There was champagne—well, prosecco—in our room at the Belton yesterday. It sat in a little ice bucket on a tray along with a card of congratulations and two up-ended champagne flutes. B had told them it was our 10-year anniversary trip, which was true. It was the same brand of prosecco as was waiting in the fridge at our cabin (Reclusive Moose), for Patrick and Anne-Marie in recognition of their tenth. This was not coincidence. One of the co-owners of the cabin is the general manager at the Belton. The other co-owner was waiting tables at the restaurant there last night. Small town in a small world, I guess.
Continue reading about this trip to Montana and Canada...
a. A city like Rotterdam bombed, rebuilt The Nazis said submit or we’ll bomb you into the ocean The ‘Dammers submitted but got bombed anyway What’s the point in that? Now, taller buildings Europe’s busiest port A few coffeeshops tucked away. In a café, cream of mushroom soup, the best bread and a little butter in … Continue reading Landscape: Benelux into Germany
My uncle, a climatologist,
suggests that global warming
could cause the melting of the
Northern Passages once impassable
to the likes of Henry Hudson
or John Cabot or his son Sebastian searching
for a route to the spices & silks
of the East Indies at the behest
of royalty, their county’s or not.
Imagine: the northern passage is a convenient
shipping route from, say, Shanghai
to NYC forget the skinny Panama Canal
or slow trains or coffeed truckers.
I fell asleep this
the Senate on C-SPAN2.
When I woke up
was talking about
trains & Illinois
and about how lately
the trains have
been passing on through
without even stopping
Up the grain elevator
one hundred and eighty degrees
(but no proof)
an aspen chopped in two
makes a fence holding
asses in funny-coat blankets.
When the rail rusts, what's left behind?
Full poem here...

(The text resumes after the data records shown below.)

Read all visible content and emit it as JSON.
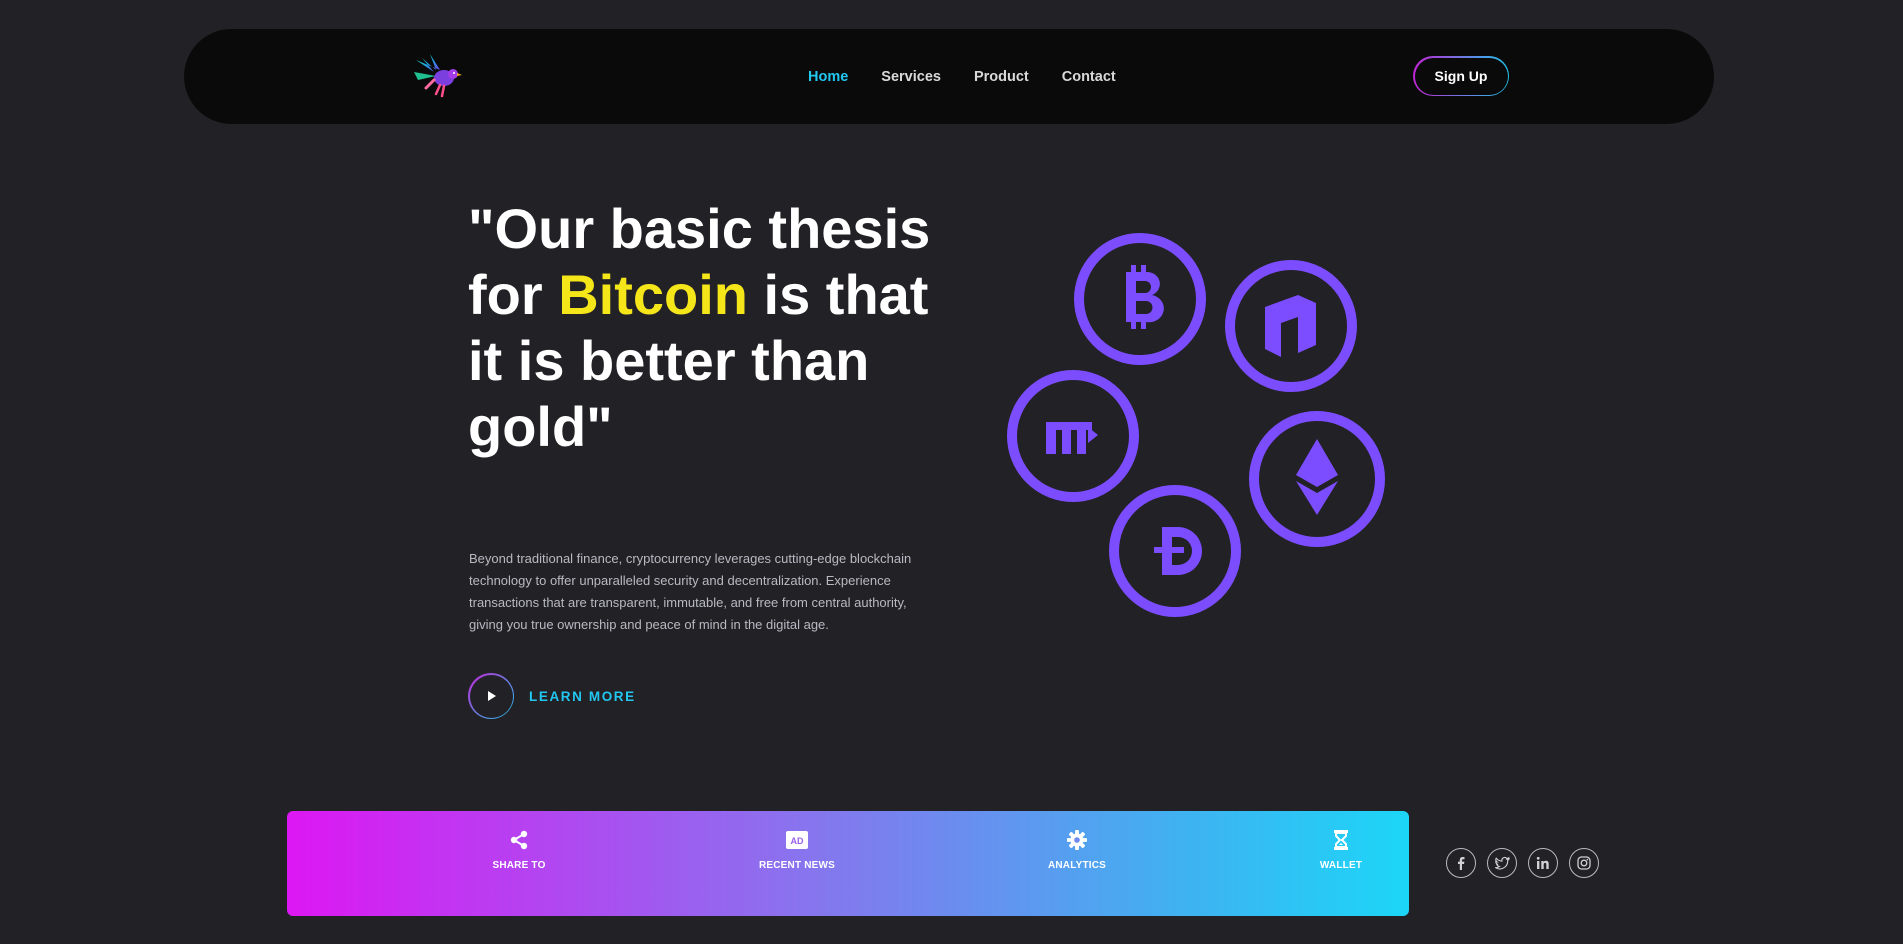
{
  "nav": {
    "logo_icon": "bird-logo",
    "links": [
      {
        "label": "Home",
        "active": true
      },
      {
        "label": "Services",
        "active": false
      },
      {
        "label": "Product",
        "active": false
      },
      {
        "label": "Contact",
        "active": false
      }
    ],
    "signup_label": "Sign Up"
  },
  "hero": {
    "title_before": "\"Our basic thesis for ",
    "title_highlight": "Bitcoin",
    "title_after": " is that it is better than gold\"",
    "description": "Beyond traditional finance, cryptocurrency leverages cutting-edge blockchain technology to offer unparalleled security and decentralization. Experience transactions that are transparent, immutable, and free from central authority, giving you true ownership and peace of mind in the digital age.",
    "cta_label": "LEARN MORE",
    "cta_icon": "play-icon"
  },
  "coins": [
    {
      "icon": "bitcoin-icon"
    },
    {
      "icon": "neo-icon"
    },
    {
      "icon": "monero-icon"
    },
    {
      "icon": "ethereum-icon"
    },
    {
      "icon": "dogecoin-icon"
    }
  ],
  "features": [
    {
      "label": "SHARE TO",
      "icon": "share-icon"
    },
    {
      "label": "RECENT NEWS",
      "icon": "ad-icon"
    },
    {
      "label": "ANALYTICS",
      "icon": "gear-icon"
    },
    {
      "label": "WALLET",
      "icon": "hourglass-icon"
    }
  ],
  "socials": [
    {
      "icon": "facebook-icon"
    },
    {
      "icon": "twitter-icon"
    },
    {
      "icon": "linkedin-icon"
    },
    {
      "icon": "instagram-icon"
    }
  ],
  "colors": {
    "background": "#222126",
    "navbar": "#0a0a0a",
    "accent_cyan": "#22c7f0",
    "highlight_yellow": "#f5e61a",
    "coin_purple": "#7c4dff",
    "gradient_start": "#dd17f3",
    "gradient_end": "#1cd6f7"
  }
}
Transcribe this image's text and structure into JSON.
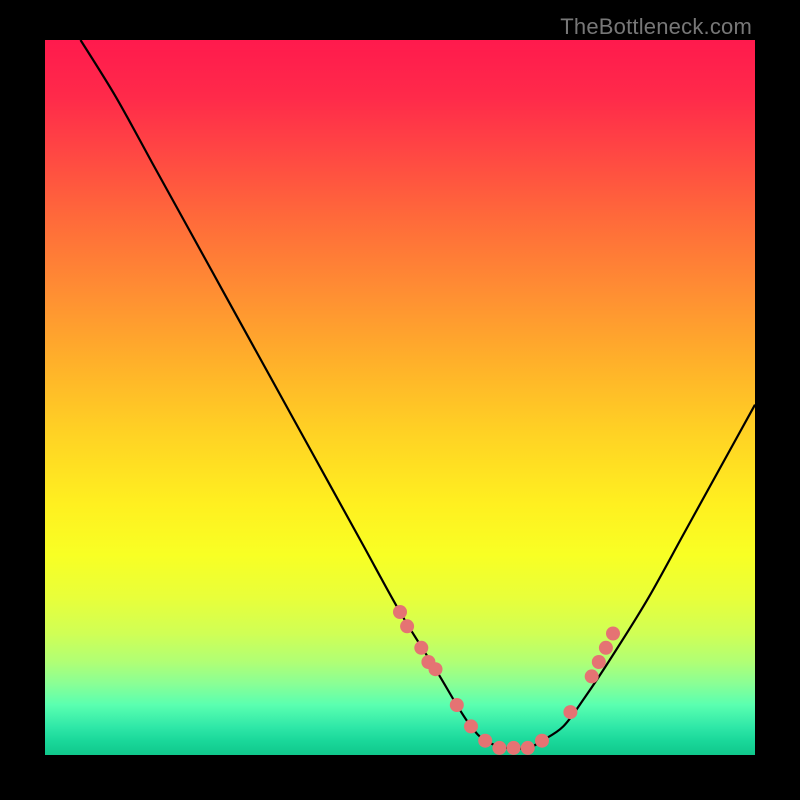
{
  "watermark": "TheBottleneck.com",
  "colors": {
    "background": "#000000",
    "curve": "#000000",
    "dot": "#e57373"
  },
  "chart_data": {
    "type": "line",
    "title": "",
    "xlabel": "",
    "ylabel": "",
    "xlim": [
      0,
      100
    ],
    "ylim": [
      0,
      100
    ],
    "grid": false,
    "legend": false,
    "series": [
      {
        "name": "bottleneck-curve",
        "x": [
          5,
          10,
          15,
          20,
          25,
          30,
          35,
          40,
          45,
          50,
          55,
          58,
          60,
          62,
          65,
          68,
          70,
          73,
          76,
          80,
          85,
          90,
          95,
          100
        ],
        "y": [
          100,
          92,
          83,
          74,
          65,
          56,
          47,
          38,
          29,
          20,
          12,
          7,
          4,
          2,
          1,
          1,
          2,
          4,
          8,
          14,
          22,
          31,
          40,
          49
        ]
      }
    ],
    "annotations": {
      "dots_x": [
        50,
        51,
        53,
        54,
        55,
        58,
        60,
        62,
        64,
        66,
        68,
        70,
        74,
        77,
        78,
        79,
        80
      ],
      "dots_y": [
        20,
        18,
        15,
        13,
        12,
        7,
        4,
        2,
        1,
        1,
        1,
        2,
        6,
        11,
        13,
        15,
        17
      ]
    }
  }
}
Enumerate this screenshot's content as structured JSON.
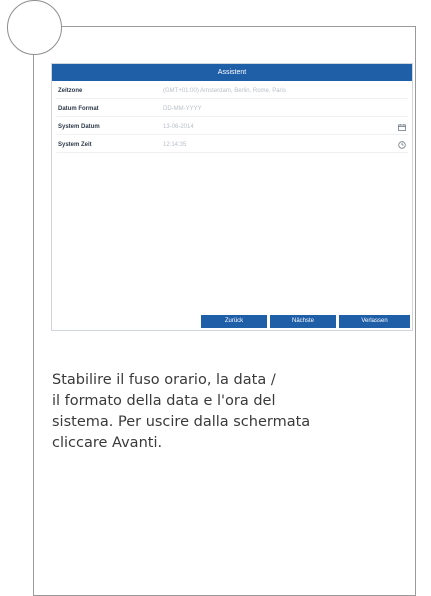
{
  "dialog": {
    "title": "Assistent",
    "rows": [
      {
        "label": "Zeitzone",
        "value": "(GMT+01:00) Amsterdam, Berlin, Rome, Paris",
        "icon": ""
      },
      {
        "label": "Datum Format",
        "value": "DD-MM-YYYY",
        "icon": ""
      },
      {
        "label": "System Datum",
        "value": "13-06-2014",
        "icon": "calendar-icon"
      },
      {
        "label": "System Zeit",
        "value": "12:14:35",
        "icon": "clock-icon"
      }
    ],
    "buttons": {
      "back": "Zurück",
      "next": "Nächste",
      "apply": "Verlassen"
    },
    "accent_color": "#1f5fa8"
  },
  "description": {
    "line1": "Stabilire il fuso orario, la data /",
    "line2": "il formato della data e l'ora del",
    "line3": "sistema. Per uscire dalla schermata",
    "line4": "cliccare Avanti."
  }
}
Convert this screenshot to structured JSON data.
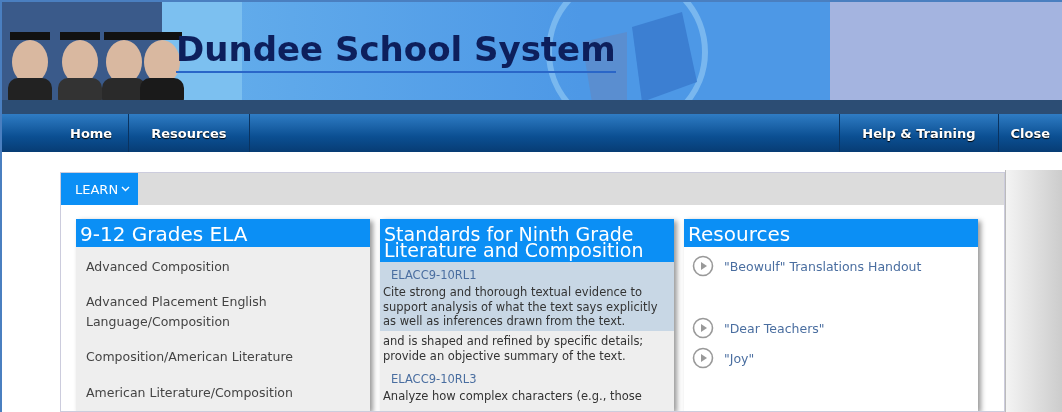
{
  "banner": {
    "title": "Dundee School System"
  },
  "nav": {
    "left": [
      {
        "label": "Home"
      },
      {
        "label": "Resources"
      }
    ],
    "right": [
      {
        "label": "Help & Training"
      },
      {
        "label": "Close"
      }
    ]
  },
  "menu": {
    "label": "LEARN"
  },
  "panels": [
    {
      "kind": "list",
      "title": "9-12 Grades ELA",
      "items": [
        {
          "label": "Advanced Composition"
        },
        {
          "label": "Advanced Placement English Language/Composition"
        },
        {
          "label": "Composition/American Literature"
        },
        {
          "label": "American Literature/Composition"
        }
      ]
    },
    {
      "kind": "standards",
      "title": "Standards for Ninth Grade Literature and Composition",
      "items": [
        {
          "code": "ELACC9-10RL1",
          "text": "Cite strong and thorough textual evidence to support analysis of what the text says explicitly as well as inferences drawn from the text.",
          "selected": true
        },
        {
          "text": "and is shaped and refined by specific details; provide an objective summary of the text.",
          "selected": false
        },
        {
          "code": "ELACC9-10RL3",
          "text": "Analyze how complex characters (e.g., those",
          "selected": false
        }
      ]
    },
    {
      "kind": "resources",
      "title": "Resources",
      "items": [
        {
          "label": "\"Beowulf\" Translations Handout"
        },
        {
          "label": "\"Dear Teachers\""
        },
        {
          "label": "\"Joy\""
        }
      ]
    }
  ]
}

Down the track electric: a bottle
cast off to house earthworms;
an impatientist painting
bequeathed in night to the sound
of apple pie vapors wrapped in waxen mem'ry.